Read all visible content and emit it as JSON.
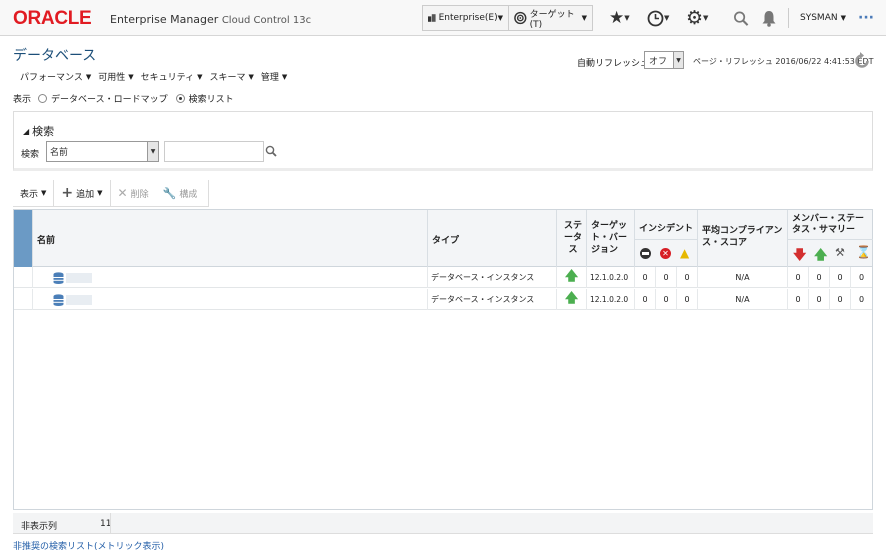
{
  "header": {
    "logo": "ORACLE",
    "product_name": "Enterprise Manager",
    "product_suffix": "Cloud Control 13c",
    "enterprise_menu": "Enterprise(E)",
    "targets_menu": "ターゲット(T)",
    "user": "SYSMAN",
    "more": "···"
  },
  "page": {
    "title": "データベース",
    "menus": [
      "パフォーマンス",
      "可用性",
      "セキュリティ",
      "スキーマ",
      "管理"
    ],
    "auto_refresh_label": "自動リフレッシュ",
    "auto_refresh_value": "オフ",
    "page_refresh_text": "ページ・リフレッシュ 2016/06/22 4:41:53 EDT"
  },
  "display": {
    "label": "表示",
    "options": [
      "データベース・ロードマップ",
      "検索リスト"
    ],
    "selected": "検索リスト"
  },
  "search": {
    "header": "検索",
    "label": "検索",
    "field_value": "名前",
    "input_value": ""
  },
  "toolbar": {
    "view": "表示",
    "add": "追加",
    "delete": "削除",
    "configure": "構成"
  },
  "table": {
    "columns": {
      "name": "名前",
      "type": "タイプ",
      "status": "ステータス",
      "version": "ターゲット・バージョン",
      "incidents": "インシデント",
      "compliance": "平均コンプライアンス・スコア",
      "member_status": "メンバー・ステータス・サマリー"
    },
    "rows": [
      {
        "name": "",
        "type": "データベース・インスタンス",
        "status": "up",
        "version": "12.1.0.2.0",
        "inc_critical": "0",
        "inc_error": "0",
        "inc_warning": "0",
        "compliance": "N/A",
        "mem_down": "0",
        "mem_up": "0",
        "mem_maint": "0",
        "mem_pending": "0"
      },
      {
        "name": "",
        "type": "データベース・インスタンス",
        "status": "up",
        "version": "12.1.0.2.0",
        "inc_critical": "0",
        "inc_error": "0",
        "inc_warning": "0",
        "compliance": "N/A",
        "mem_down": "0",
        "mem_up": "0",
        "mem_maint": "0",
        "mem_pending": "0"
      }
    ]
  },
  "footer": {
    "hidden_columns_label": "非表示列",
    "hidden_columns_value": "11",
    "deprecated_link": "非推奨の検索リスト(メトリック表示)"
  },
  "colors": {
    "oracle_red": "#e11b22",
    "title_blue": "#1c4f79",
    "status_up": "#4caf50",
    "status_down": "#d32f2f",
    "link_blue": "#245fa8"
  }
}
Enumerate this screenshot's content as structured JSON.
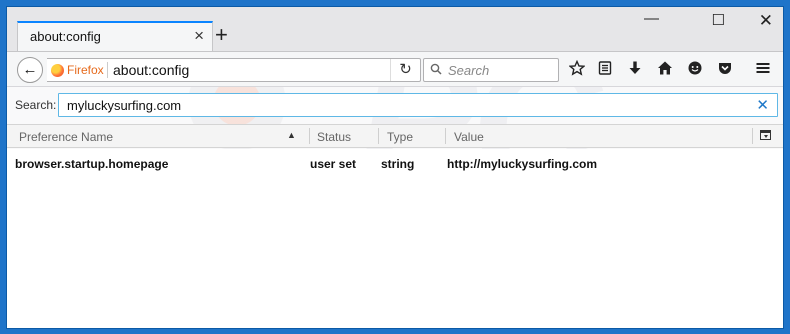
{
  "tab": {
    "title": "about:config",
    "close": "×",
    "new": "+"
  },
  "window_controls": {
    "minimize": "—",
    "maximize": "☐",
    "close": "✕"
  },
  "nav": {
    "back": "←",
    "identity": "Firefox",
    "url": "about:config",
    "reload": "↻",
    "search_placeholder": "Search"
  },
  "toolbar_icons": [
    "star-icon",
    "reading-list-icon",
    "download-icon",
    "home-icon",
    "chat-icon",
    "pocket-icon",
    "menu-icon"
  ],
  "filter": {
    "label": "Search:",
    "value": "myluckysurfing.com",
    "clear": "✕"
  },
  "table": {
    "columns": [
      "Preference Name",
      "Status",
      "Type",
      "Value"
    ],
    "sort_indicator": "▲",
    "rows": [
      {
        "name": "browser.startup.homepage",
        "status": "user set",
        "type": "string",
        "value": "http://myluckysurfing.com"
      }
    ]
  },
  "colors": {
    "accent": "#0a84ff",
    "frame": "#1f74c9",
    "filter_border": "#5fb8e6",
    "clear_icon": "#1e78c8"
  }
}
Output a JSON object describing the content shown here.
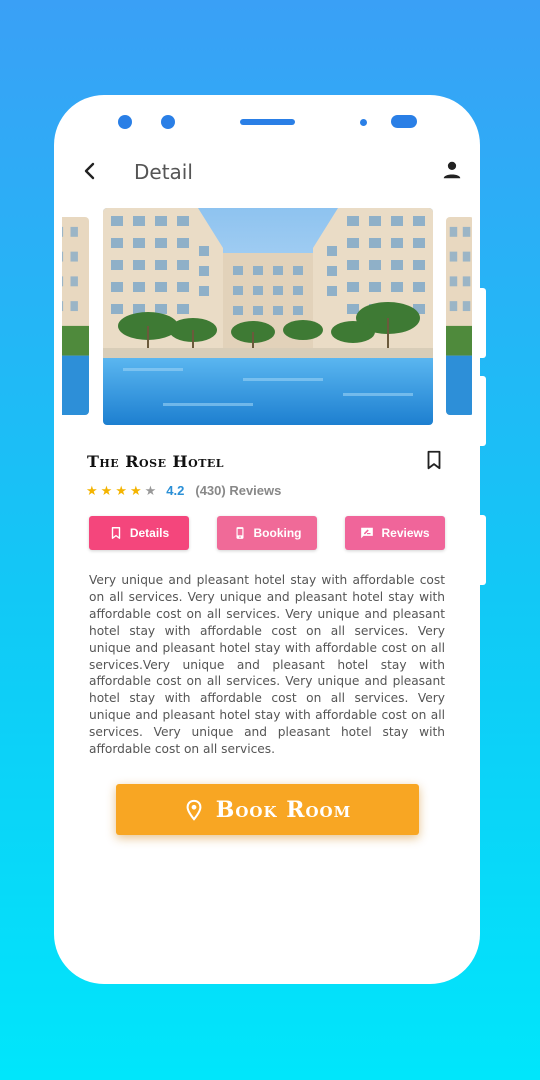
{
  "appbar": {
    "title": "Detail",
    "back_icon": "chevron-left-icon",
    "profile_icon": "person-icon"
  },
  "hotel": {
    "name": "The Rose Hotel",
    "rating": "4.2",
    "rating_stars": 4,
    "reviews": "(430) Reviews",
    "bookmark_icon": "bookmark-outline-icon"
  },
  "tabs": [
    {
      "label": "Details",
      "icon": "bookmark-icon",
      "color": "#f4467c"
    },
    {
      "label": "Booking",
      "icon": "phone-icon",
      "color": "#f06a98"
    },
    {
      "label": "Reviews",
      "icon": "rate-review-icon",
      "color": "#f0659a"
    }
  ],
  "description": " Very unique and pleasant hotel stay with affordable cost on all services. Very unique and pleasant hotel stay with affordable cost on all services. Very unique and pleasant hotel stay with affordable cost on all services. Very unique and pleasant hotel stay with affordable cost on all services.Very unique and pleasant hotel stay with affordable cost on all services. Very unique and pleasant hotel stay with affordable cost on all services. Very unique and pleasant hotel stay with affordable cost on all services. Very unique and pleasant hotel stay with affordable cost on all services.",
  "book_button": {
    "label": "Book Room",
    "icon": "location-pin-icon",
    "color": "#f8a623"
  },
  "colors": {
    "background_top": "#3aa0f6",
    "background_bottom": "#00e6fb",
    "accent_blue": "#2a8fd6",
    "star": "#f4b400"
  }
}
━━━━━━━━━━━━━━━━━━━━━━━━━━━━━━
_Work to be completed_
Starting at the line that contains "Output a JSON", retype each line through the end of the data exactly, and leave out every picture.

_Output for this task_
Output a JSON object describing the content shown here.
{
  "appbar": {
    "title": "Detail",
    "back_icon": "chevron-left-icon",
    "profile_icon": "person-icon"
  },
  "hotel": {
    "name": "The Rose Hotel",
    "rating": "4.2",
    "rating_stars": 4,
    "reviews": "(430) Reviews",
    "bookmark_icon": "bookmark-outline-icon"
  },
  "tabs": [
    {
      "label": "Details",
      "icon": "bookmark-icon",
      "color": "#f4467c"
    },
    {
      "label": "Booking",
      "icon": "phone-icon",
      "color": "#f06a98"
    },
    {
      "label": "Reviews",
      "icon": "rate-review-icon",
      "color": "#f0659a"
    }
  ],
  "description": " Very unique and pleasant hotel stay with affordable cost on all services. Very unique and pleasant hotel stay with affordable cost on all services. Very unique and pleasant hotel stay with affordable cost on all services. Very unique and pleasant hotel stay with affordable cost on all services.Very unique and pleasant hotel stay with affordable cost on all services. Very unique and pleasant hotel stay with affordable cost on all services. Very unique and pleasant hotel stay with affordable cost on all services. Very unique and pleasant hotel stay with affordable cost on all services.",
  "book_button": {
    "label": "Book Room",
    "icon": "location-pin-icon",
    "color": "#f8a623"
  },
  "colors": {
    "background_top": "#3aa0f6",
    "background_bottom": "#00e6fb",
    "accent_blue": "#2a8fd6",
    "star": "#f4b400"
  }
}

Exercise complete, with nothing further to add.